Sierra Leone's health ministry said Thursday that deaths from a cholera outbreak had reached 220, affecting over 12,000 people in the west African nation, which is struggling to curb the disease.
"Some 12,140 people are affected nationwide in 10 of 12 districts," the health ministry's director of disease prevention and control, Amara Jambai, told journalists, saying the figure included cases recorded up to Wednesday.
This is two more districts than were reported last week when the death toll stood at 176, prompting President Ernest Koroma to declare the outbreak a "public health emergency".
"The outbreak has peaked mainly in slum areas in the capital due to poor sanitation including areas without latrines or people drinking contaminated water," Jambai said.
International health organisations are grappling to stem the spread of the outbreak which has also hit neighbouring Guinea.
Jambai said the outbreak had "opened up a window of opportunity whereby our partners are providing resources in a faster and more coherent manner."
He said cholera cases were expected to rise in September as the country's annual rainy season reaches its peak.
According to the World Health Organisation (WHO) representative in Freetown, Wondimagenehu Alemu: "Everywhere is at risk but everything is being done combat the spread."
Amanda McClelland of the International Federation of Red Cross last week said the outbreak had the potential to be "devastating" and was proving difficult to control.
The water-borne disease has also hit Mali and Niger, as well as Sierra Leone's northern neighbour Guinea, killing 82 people in that country since February.
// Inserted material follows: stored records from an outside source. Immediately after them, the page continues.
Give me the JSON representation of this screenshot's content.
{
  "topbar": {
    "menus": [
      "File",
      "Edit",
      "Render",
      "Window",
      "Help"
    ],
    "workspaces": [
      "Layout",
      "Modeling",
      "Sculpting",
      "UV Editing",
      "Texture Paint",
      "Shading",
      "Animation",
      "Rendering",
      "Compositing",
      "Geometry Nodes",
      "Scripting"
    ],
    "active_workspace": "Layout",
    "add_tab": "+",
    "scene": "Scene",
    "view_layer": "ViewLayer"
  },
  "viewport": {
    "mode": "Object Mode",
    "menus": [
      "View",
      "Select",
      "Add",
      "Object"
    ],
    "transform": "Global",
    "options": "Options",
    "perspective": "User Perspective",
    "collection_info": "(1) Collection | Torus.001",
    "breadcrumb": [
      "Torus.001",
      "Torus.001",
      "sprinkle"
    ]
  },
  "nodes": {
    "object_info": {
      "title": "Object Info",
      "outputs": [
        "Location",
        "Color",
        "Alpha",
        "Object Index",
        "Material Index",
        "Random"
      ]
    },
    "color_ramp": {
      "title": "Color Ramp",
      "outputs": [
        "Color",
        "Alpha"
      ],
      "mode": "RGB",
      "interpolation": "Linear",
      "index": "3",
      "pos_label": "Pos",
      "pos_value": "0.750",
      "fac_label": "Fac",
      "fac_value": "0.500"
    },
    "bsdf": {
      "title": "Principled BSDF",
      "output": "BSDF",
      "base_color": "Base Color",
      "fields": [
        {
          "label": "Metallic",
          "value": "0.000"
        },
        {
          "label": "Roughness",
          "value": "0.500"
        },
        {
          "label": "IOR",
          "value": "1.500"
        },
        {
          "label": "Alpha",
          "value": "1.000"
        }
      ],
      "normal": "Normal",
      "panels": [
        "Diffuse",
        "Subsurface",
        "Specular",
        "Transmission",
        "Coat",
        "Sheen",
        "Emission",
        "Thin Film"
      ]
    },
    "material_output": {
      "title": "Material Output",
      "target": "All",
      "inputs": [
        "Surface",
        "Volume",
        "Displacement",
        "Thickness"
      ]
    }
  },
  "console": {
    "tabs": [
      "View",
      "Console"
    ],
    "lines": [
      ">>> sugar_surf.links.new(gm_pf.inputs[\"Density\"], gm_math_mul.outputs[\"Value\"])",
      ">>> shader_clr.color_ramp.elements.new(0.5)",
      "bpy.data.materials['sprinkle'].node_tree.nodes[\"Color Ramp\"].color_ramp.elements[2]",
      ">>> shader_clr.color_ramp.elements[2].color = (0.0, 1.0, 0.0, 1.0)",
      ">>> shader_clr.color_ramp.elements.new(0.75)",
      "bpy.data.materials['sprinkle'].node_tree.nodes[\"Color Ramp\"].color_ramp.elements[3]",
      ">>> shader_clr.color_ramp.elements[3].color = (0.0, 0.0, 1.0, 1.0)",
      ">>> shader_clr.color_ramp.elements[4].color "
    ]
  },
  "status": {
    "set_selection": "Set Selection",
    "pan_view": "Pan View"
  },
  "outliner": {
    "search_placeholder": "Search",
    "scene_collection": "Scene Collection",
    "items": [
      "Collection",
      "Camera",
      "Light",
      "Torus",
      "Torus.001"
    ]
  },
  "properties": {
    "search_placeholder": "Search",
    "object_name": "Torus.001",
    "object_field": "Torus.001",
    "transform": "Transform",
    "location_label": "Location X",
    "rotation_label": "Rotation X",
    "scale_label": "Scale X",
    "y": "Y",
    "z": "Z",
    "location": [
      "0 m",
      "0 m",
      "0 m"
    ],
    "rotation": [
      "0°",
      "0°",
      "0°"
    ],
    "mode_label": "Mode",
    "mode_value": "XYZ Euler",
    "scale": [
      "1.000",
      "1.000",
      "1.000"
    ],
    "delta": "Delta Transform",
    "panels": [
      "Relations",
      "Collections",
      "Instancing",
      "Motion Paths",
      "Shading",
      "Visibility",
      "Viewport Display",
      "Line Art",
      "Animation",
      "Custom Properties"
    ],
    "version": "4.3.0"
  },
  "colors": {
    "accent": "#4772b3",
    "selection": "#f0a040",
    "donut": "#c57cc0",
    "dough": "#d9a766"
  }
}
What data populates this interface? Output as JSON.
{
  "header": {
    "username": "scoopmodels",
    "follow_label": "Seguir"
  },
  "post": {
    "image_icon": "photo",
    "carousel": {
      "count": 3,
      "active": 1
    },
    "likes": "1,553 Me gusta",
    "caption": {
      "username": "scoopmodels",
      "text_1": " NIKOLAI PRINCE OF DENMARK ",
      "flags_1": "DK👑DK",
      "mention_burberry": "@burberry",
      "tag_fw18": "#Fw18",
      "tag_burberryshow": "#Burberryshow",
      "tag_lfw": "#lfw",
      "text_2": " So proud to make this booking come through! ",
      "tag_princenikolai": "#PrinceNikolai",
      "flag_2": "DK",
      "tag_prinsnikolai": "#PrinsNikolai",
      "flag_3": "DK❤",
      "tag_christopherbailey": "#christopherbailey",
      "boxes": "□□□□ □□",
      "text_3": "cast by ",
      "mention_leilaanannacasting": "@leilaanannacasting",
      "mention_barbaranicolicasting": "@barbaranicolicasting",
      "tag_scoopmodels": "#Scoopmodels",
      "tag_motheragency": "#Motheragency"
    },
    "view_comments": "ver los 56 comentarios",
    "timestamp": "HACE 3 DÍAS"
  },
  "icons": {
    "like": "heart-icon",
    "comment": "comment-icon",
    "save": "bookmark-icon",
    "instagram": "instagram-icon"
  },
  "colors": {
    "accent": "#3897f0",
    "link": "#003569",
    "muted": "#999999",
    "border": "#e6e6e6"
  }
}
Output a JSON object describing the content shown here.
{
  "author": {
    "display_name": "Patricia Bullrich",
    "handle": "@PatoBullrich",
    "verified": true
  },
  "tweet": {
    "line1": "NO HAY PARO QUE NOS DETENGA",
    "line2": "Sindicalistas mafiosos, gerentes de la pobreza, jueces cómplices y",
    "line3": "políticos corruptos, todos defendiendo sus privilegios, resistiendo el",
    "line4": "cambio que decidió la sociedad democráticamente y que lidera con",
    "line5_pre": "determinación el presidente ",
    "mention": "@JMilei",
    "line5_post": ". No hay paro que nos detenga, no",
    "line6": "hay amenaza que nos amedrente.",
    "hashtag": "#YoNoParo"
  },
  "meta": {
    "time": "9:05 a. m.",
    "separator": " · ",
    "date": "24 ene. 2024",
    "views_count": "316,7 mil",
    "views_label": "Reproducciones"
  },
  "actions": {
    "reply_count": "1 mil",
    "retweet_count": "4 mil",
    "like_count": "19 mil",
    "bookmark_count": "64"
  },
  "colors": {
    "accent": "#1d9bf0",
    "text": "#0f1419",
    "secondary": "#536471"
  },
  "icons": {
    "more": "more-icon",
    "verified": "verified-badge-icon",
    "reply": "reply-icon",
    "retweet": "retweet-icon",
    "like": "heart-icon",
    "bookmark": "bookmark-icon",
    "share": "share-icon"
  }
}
Poor water and sanitation systems give rise to the disease, an acute intestinal infection caused by ingesting contaminated food and water which causes acute diarrhoea and vomiting and can kill in hours, according to the WHO.© ANP/AFP